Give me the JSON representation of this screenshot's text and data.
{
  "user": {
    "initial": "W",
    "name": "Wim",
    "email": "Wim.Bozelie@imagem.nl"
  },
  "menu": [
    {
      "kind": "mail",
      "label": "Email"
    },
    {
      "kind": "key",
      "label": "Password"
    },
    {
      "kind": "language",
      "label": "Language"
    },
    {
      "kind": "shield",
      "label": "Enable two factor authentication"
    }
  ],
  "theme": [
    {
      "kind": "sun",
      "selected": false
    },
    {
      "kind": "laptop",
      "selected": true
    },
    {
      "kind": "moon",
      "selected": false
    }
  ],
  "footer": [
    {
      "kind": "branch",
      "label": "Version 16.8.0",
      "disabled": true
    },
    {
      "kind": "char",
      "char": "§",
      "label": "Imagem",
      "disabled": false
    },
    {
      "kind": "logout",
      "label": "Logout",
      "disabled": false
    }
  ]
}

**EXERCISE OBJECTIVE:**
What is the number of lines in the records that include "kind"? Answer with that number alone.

**OUTPUT FOR THIS TASK:**
10